[Web page and app entries]

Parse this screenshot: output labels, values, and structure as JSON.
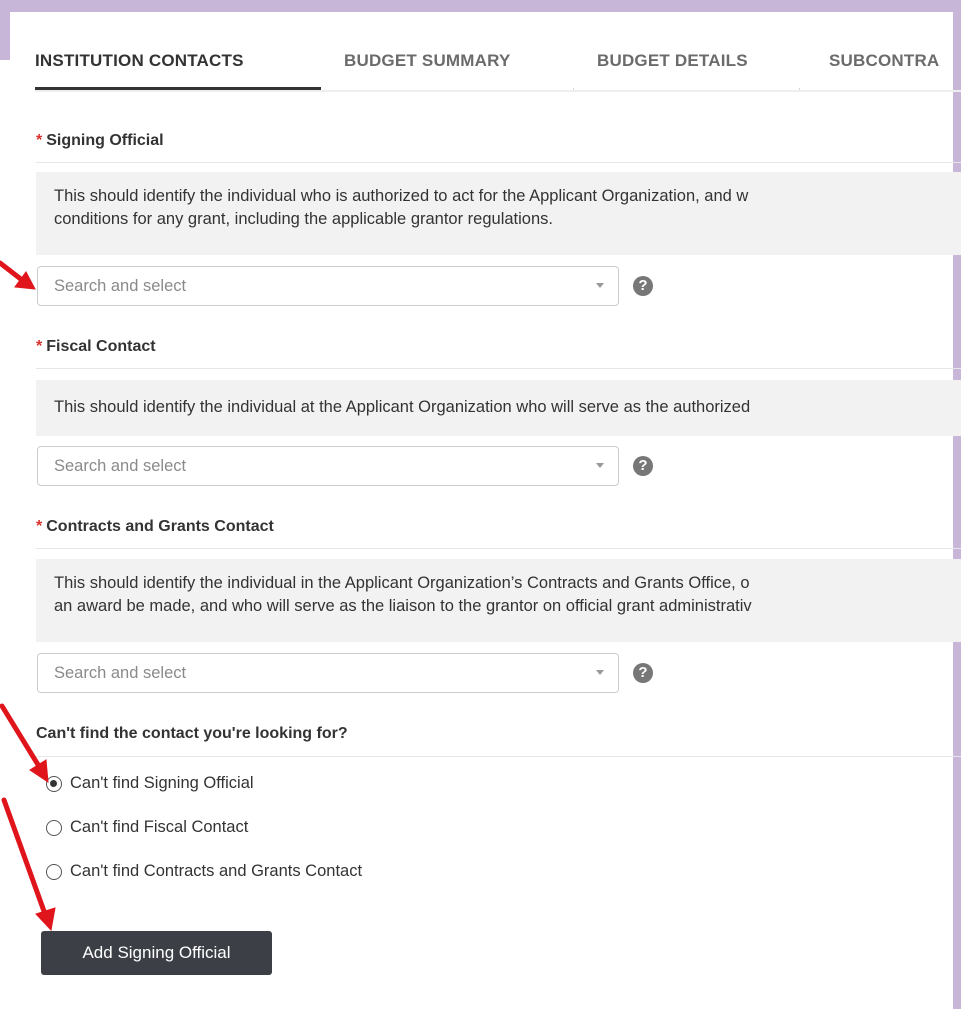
{
  "tabs": [
    {
      "label": "INSTITUTION CONTACTS",
      "active": true
    },
    {
      "label": "BUDGET SUMMARY",
      "active": false
    },
    {
      "label": "BUDGET DETAILS",
      "active": false
    },
    {
      "label": "SUBCONTRA",
      "active": false
    }
  ],
  "sections": {
    "signing_official": {
      "title": "Signing Official",
      "required_mark": "*",
      "description_line1": "This should identify the individual who is authorized to act for the Applicant Organization, and w",
      "description_line2": "conditions for any grant, including the applicable grantor regulations.",
      "placeholder": "Search and select"
    },
    "fiscal_contact": {
      "title": "Fiscal Contact",
      "required_mark": "*",
      "description_line1": "This should identify the individual at the Applicant Organization who will serve as the authorized",
      "placeholder": "Search and select"
    },
    "contracts_grants": {
      "title": "Contracts and Grants Contact",
      "required_mark": "*",
      "description_line1": "This should identify the individual in the Applicant Organization’s Contracts and Grants Office, o",
      "description_line2": "an award be made, and who will serve as the liaison to the grantor on official grant administrativ",
      "placeholder": "Search and select"
    }
  },
  "help_glyph": "?",
  "cant_find": {
    "title": "Can't find the contact you're looking for?",
    "options": [
      {
        "label": "Can't find Signing Official",
        "checked": true
      },
      {
        "label": "Can't find Fiscal Contact",
        "checked": false
      },
      {
        "label": "Can't find Contracts and Grants Contact",
        "checked": false
      }
    ]
  },
  "add_button_label": "Add Signing Official",
  "colors": {
    "frame": "#c7b6d7",
    "required": "#d9312b",
    "annotation_arrow": "#e0141b",
    "button_bg": "#3c4046"
  }
}
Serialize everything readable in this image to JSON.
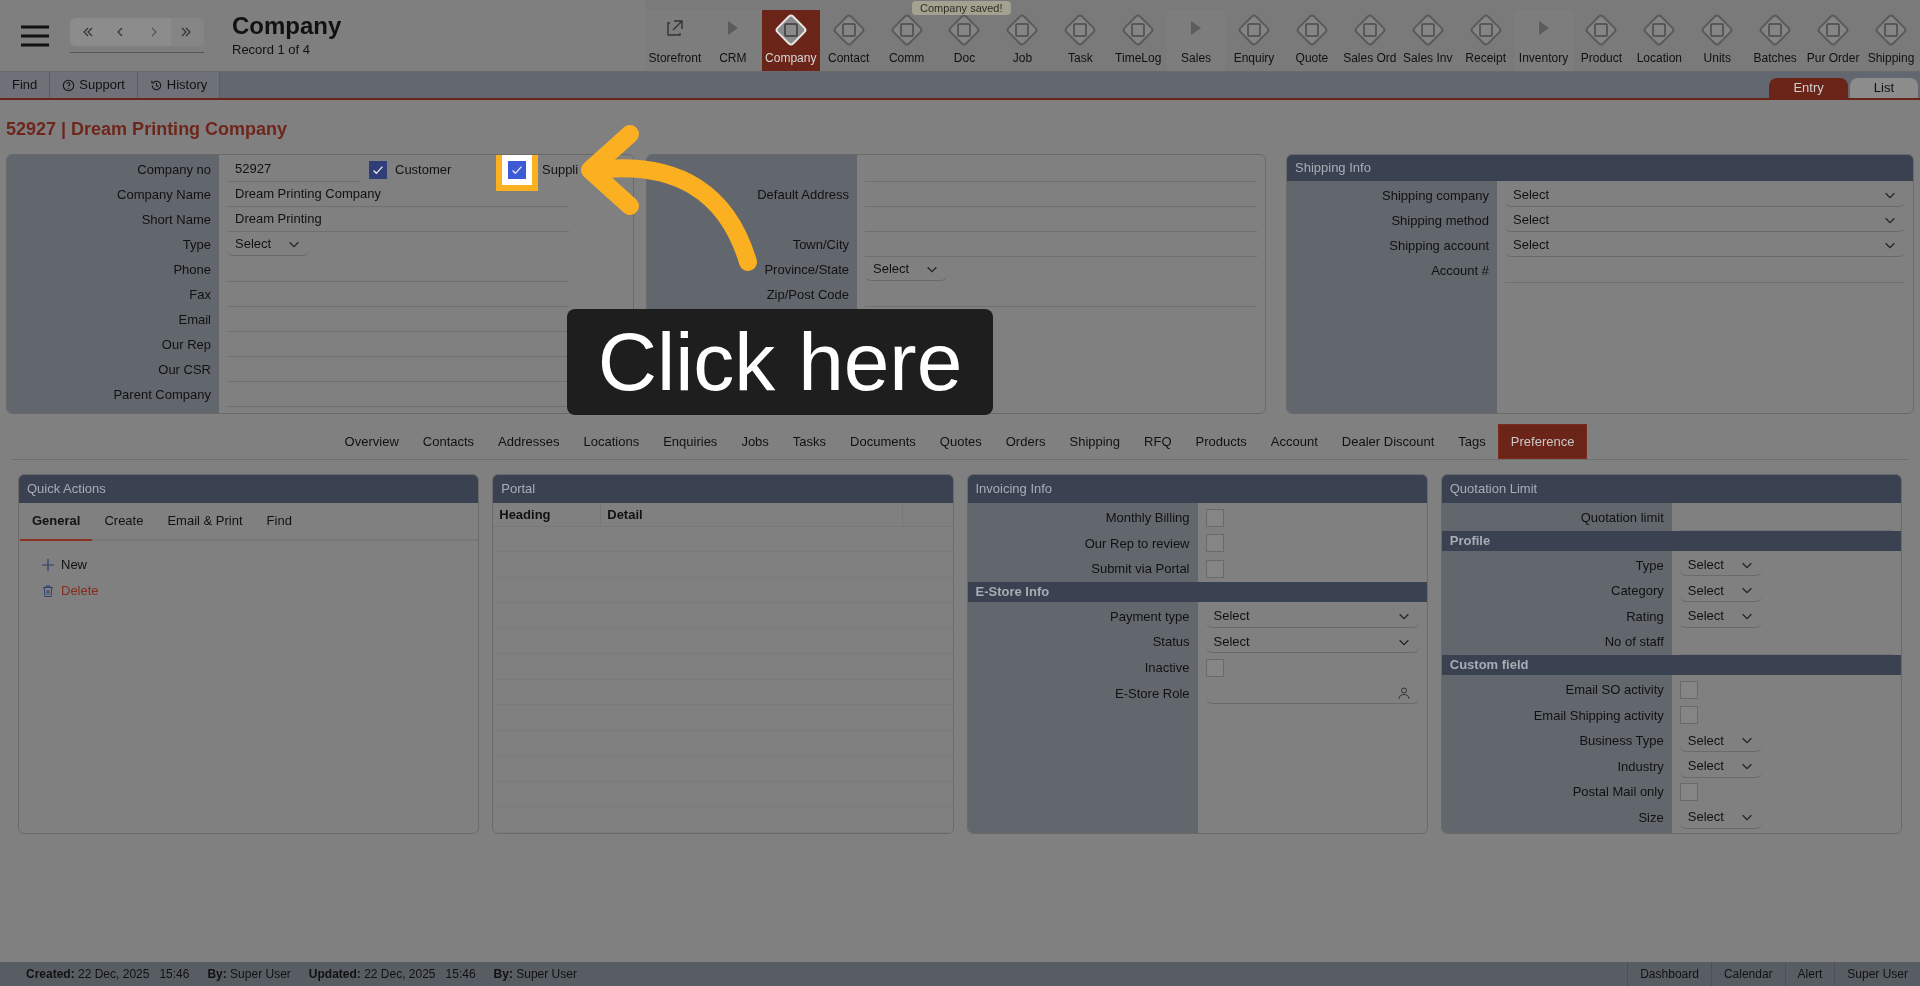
{
  "app": {
    "title": "Company",
    "record": "Record 1 of 4"
  },
  "toast": "Company saved!",
  "modules": [
    {
      "label": "Storefront",
      "kind": "link",
      "selected": false
    },
    {
      "label": "CRM",
      "kind": "group",
      "selected": false
    },
    {
      "label": "Company",
      "kind": "module",
      "selected": true
    },
    {
      "label": "Contact",
      "kind": "module",
      "selected": false
    },
    {
      "label": "Comm",
      "kind": "module",
      "selected": false
    },
    {
      "label": "Doc",
      "kind": "module",
      "selected": false
    },
    {
      "label": "Job",
      "kind": "module",
      "selected": false
    },
    {
      "label": "Task",
      "kind": "module",
      "selected": false
    },
    {
      "label": "TimeLog",
      "kind": "module",
      "selected": false
    },
    {
      "label": "Sales",
      "kind": "group",
      "selected": false
    },
    {
      "label": "Enquiry",
      "kind": "module",
      "selected": false
    },
    {
      "label": "Quote",
      "kind": "module",
      "selected": false
    },
    {
      "label": "Sales Ord",
      "kind": "module",
      "selected": false
    },
    {
      "label": "Sales Inv",
      "kind": "module",
      "selected": false
    },
    {
      "label": "Receipt",
      "kind": "module",
      "selected": false
    },
    {
      "label": "Inventory",
      "kind": "group",
      "selected": false
    },
    {
      "label": "Product",
      "kind": "module",
      "selected": false
    },
    {
      "label": "Location",
      "kind": "module",
      "selected": false
    },
    {
      "label": "Units",
      "kind": "module",
      "selected": false
    },
    {
      "label": "Batches",
      "kind": "module",
      "selected": false
    },
    {
      "label": "Pur Order",
      "kind": "module",
      "selected": false
    },
    {
      "label": "Shipping",
      "kind": "module",
      "selected": false
    }
  ],
  "toolbar": [
    {
      "label": "Find",
      "kind": "plain"
    },
    {
      "label": "Support",
      "kind": "help"
    },
    {
      "label": "History",
      "kind": "history"
    }
  ],
  "view_tabs": [
    {
      "label": "Entry",
      "selected": true
    },
    {
      "label": "List",
      "selected": false
    }
  ],
  "record_heading": "52927 | Dream Printing Company",
  "company_form": {
    "flags": [
      {
        "label": "Customer",
        "checked": true,
        "highlighted": false
      },
      {
        "label": "Suppli",
        "checked": true,
        "highlighted": true
      }
    ],
    "rows": [
      {
        "label": "Company no",
        "kind": "text",
        "value": "52927"
      },
      {
        "label": "Company Name",
        "kind": "text",
        "value": "Dream Printing Company"
      },
      {
        "label": "Short Name",
        "kind": "text",
        "value": "Dream Printing"
      },
      {
        "label": "Type",
        "kind": "select",
        "value": "Select"
      },
      {
        "label": "Phone",
        "kind": "text"
      },
      {
        "label": "Fax",
        "kind": "text"
      },
      {
        "label": "Email",
        "kind": "text"
      },
      {
        "label": "Our Rep",
        "kind": "text"
      },
      {
        "label": "Our CSR",
        "kind": "text"
      },
      {
        "label": "Parent Company",
        "kind": "text"
      }
    ]
  },
  "address_form": {
    "rows": [
      {
        "label": "Default Address",
        "kind": "textarea"
      },
      {
        "label": "Town/City",
        "kind": "text"
      },
      {
        "label": "Province/State",
        "kind": "select",
        "value": "Select"
      },
      {
        "label": "Zip/Post Code",
        "kind": "text"
      }
    ]
  },
  "shipping_info": {
    "title": "Shipping Info",
    "rows": [
      {
        "label": "Shipping company",
        "kind": "select",
        "value": "Select"
      },
      {
        "label": "Shipping method",
        "kind": "select",
        "value": "Select"
      },
      {
        "label": "Shipping account",
        "kind": "select",
        "value": "Select"
      },
      {
        "label": "Account #",
        "kind": "text"
      }
    ]
  },
  "section_tabs": [
    {
      "label": "Overview",
      "selected": false
    },
    {
      "label": "Contacts",
      "selected": false
    },
    {
      "label": "Addresses",
      "selected": false
    },
    {
      "label": "Locations",
      "selected": false
    },
    {
      "label": "Enquiries",
      "selected": false
    },
    {
      "label": "Jobs",
      "selected": false
    },
    {
      "label": "Tasks",
      "selected": false
    },
    {
      "label": "Documents",
      "selected": false
    },
    {
      "label": "Quotes",
      "selected": false
    },
    {
      "label": "Orders",
      "selected": false
    },
    {
      "label": "Shipping",
      "selected": false
    },
    {
      "label": "RFQ",
      "selected": false
    },
    {
      "label": "Products",
      "selected": false
    },
    {
      "label": "Account",
      "selected": false
    },
    {
      "label": "Dealer Discount",
      "selected": false
    },
    {
      "label": "Tags",
      "selected": false
    },
    {
      "label": "Preference",
      "selected": true
    }
  ],
  "quick_actions": {
    "title": "Quick Actions",
    "tabs": [
      {
        "label": "General",
        "selected": true
      },
      {
        "label": "Create",
        "selected": false
      },
      {
        "label": "Email & Print",
        "selected": false
      },
      {
        "label": "Find",
        "selected": false
      }
    ],
    "actions": [
      {
        "label": "New",
        "kind": "create"
      },
      {
        "label": "Delete",
        "kind": "delete"
      }
    ]
  },
  "portal": {
    "title": "Portal",
    "columns": [
      "Heading",
      "Detail"
    ]
  },
  "invoicing_info": {
    "title": "Invoicing Info",
    "sections": [
      {
        "rows": [
          {
            "label": "Monthly Billing",
            "kind": "checkbox",
            "checked": false
          },
          {
            "label": "Our Rep to review",
            "kind": "checkbox",
            "checked": false
          },
          {
            "label": "Submit via Portal",
            "kind": "checkbox",
            "checked": false
          }
        ]
      },
      {
        "heading": "E-Store Info",
        "rows": [
          {
            "label": "Payment type",
            "kind": "select",
            "value": "Select"
          },
          {
            "label": "Status",
            "kind": "select",
            "value": "Select"
          },
          {
            "label": "Inactive",
            "kind": "checkbox",
            "checked": false
          },
          {
            "label": "E-Store Role",
            "kind": "lookup"
          }
        ]
      }
    ]
  },
  "quotation_limit": {
    "title": "Quotation Limit",
    "sections": [
      {
        "rows": [
          {
            "label": "Quotation limit",
            "kind": "text"
          }
        ]
      },
      {
        "heading": "Profile",
        "rows": [
          {
            "label": "Type",
            "kind": "select",
            "value": "Select"
          },
          {
            "label": "Category",
            "kind": "select",
            "value": "Select"
          },
          {
            "label": "Rating",
            "kind": "select",
            "value": "Select"
          },
          {
            "label": "No of staff",
            "kind": "text"
          }
        ]
      },
      {
        "heading": "Custom field",
        "rows": [
          {
            "label": "Email SO activity",
            "kind": "checkbox",
            "checked": false
          },
          {
            "label": "Email Shipping activity",
            "kind": "checkbox",
            "checked": false
          },
          {
            "label": "Business Type",
            "kind": "select",
            "value": "Select"
          },
          {
            "label": "Industry",
            "kind": "select",
            "value": "Select"
          },
          {
            "label": "Postal Mail only",
            "kind": "checkbox",
            "checked": false
          },
          {
            "label": "Size",
            "kind": "select",
            "value": "Select"
          }
        ]
      }
    ]
  },
  "footer": {
    "info": [
      "**Created:** 22 Dec, 2025",
      "15:46",
      "**By:** Super User",
      "**Updated:** 22 Dec, 2025",
      "15:46",
      "**By:** Super User"
    ],
    "links": [
      "Dashboard",
      "Calendar",
      "Alert",
      "Super User"
    ]
  },
  "callout": {
    "text": "Click here"
  }
}
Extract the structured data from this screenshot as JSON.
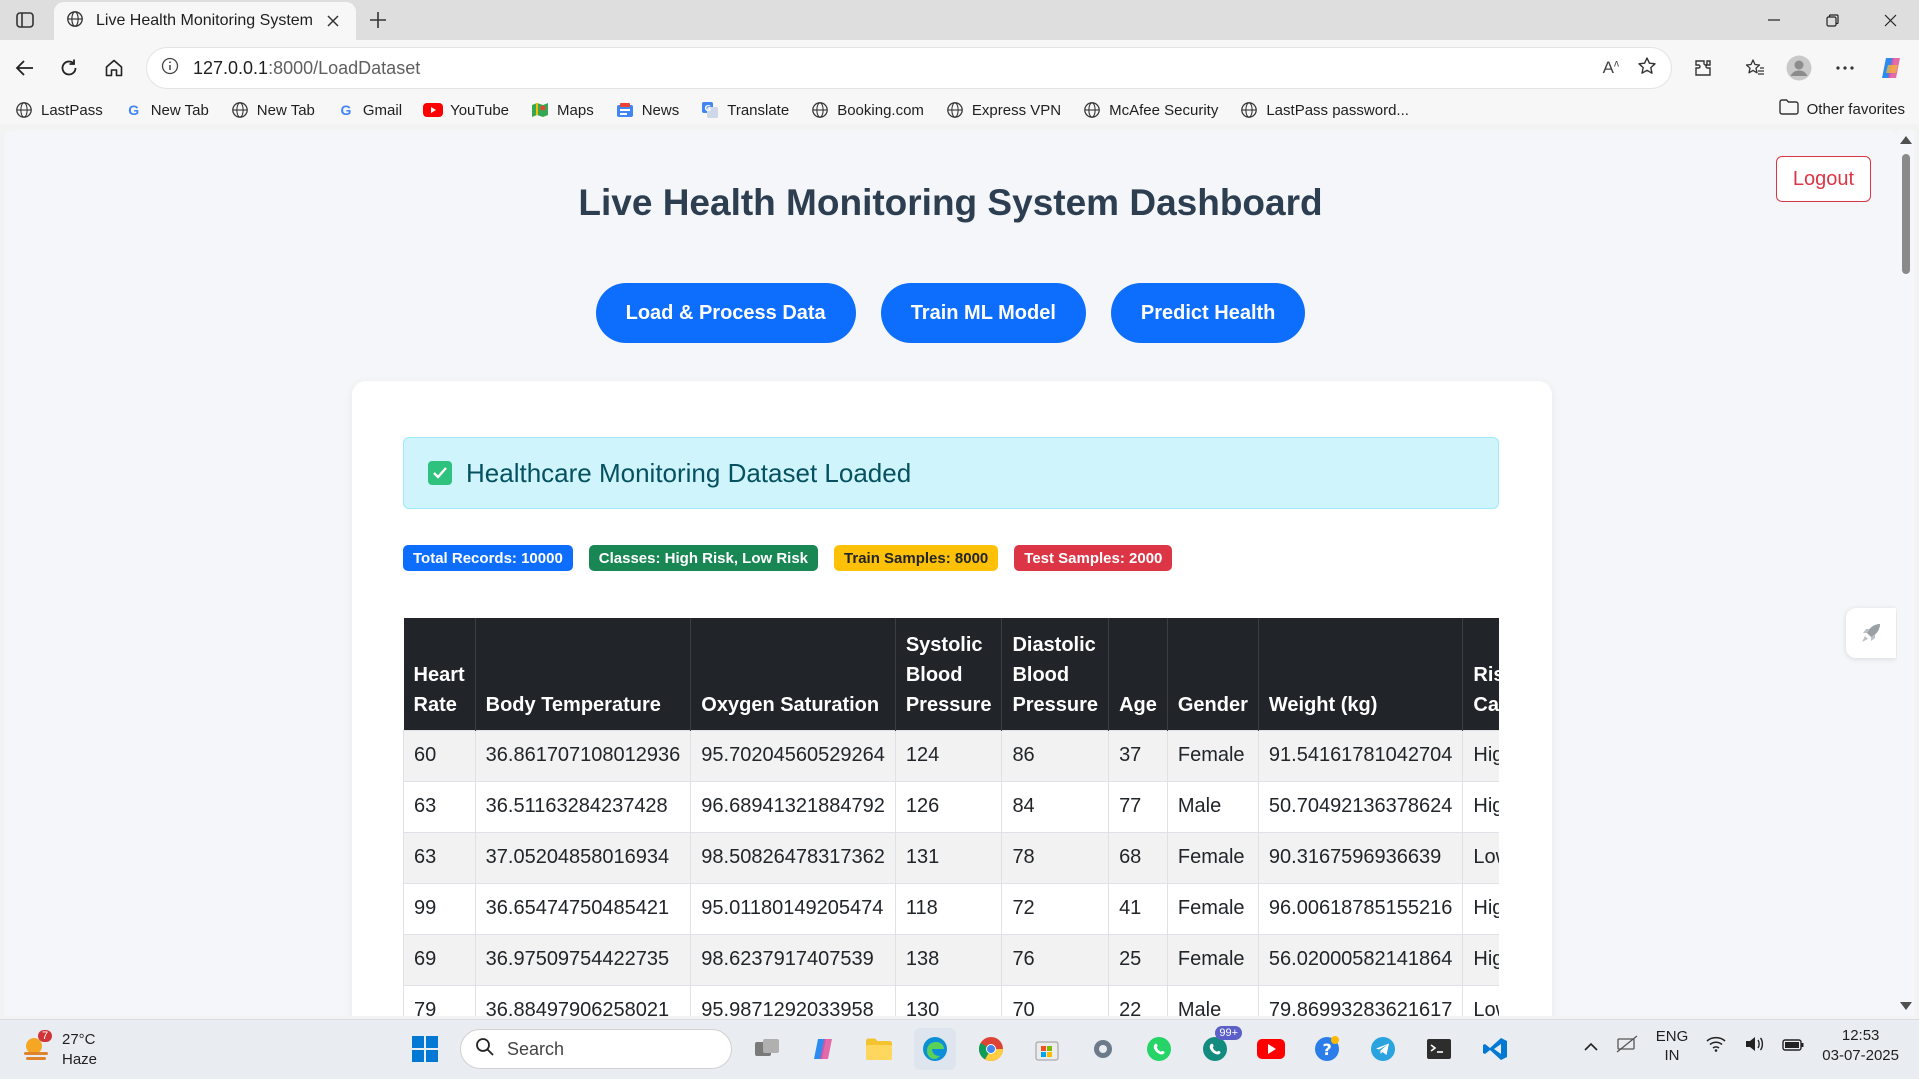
{
  "browser": {
    "tab_title": "Live Health Monitoring System",
    "url_host": "127.0.0.1",
    "url_path": ":8000/LoadDataset",
    "bookmarks": [
      "LastPass",
      "New Tab",
      "New Tab",
      "Gmail",
      "YouTube",
      "Maps",
      "News",
      "Translate",
      "Booking.com",
      "Express VPN",
      "McAfee Security",
      "LastPass password..."
    ],
    "other_favorites": "Other favorites"
  },
  "page": {
    "logout_label": "Logout",
    "title": "Live Health Monitoring System Dashboard",
    "actions": [
      "Load & Process Data",
      "Train ML Model",
      "Predict Health"
    ],
    "alert_text": "Healthcare Monitoring Dataset Loaded",
    "badges": {
      "total": "Total Records: 10000",
      "classes": "Classes: High Risk, Low Risk",
      "train": "Train Samples: 8000",
      "test": "Test Samples: 2000"
    },
    "table": {
      "headers": [
        "Heart Rate",
        "Body Temperature",
        "Oxygen Saturation",
        "Systolic Blood Pressure",
        "Diastolic Blood Pressure",
        "Age",
        "Gender",
        "Weight (kg)",
        "Risk Category"
      ],
      "rows": [
        [
          "60",
          "36.861707108012936",
          "95.70204560529264",
          "124",
          "86",
          "37",
          "Female",
          "91.54161781042704",
          "High Risk"
        ],
        [
          "63",
          "36.51163284237428",
          "96.68941321884792",
          "126",
          "84",
          "77",
          "Male",
          "50.70492136378624",
          "High Risk"
        ],
        [
          "63",
          "37.05204858016934",
          "98.50826478317362",
          "131",
          "78",
          "68",
          "Female",
          "90.3167596936639",
          "Low Risk"
        ],
        [
          "99",
          "36.65474750485421",
          "95.01180149205474",
          "118",
          "72",
          "41",
          "Female",
          "96.00618785155216",
          "High Risk"
        ],
        [
          "69",
          "36.97509754422735",
          "98.6237917407539",
          "138",
          "76",
          "25",
          "Female",
          "56.02000582141864",
          "High Risk"
        ],
        [
          "79",
          "36.88497906258021",
          "95.9871292033958",
          "130",
          "70",
          "22",
          "Male",
          "79.86993283621617",
          "Low Risk"
        ]
      ]
    }
  },
  "taskbar": {
    "weather_temp": "27°C",
    "weather_desc": "Haze",
    "weather_badge": "7",
    "search_placeholder": "Search",
    "whatsapp_badge": "99+",
    "lang_line1": "ENG",
    "lang_line2": "IN",
    "time": "12:53",
    "date": "03-07-2025"
  },
  "colors": {
    "primary": "#0d6efd",
    "danger": "#dc3545",
    "success": "#198754",
    "warning": "#ffc107",
    "title": "#2c3e50",
    "table_header": "#212529"
  }
}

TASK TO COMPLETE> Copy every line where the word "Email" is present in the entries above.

REPLY TO THE EXERCISE>
        "label": "Email",
        "label": "Email & Print",
            "label": "Email SO activity",
            "label": "Email Shipping activity",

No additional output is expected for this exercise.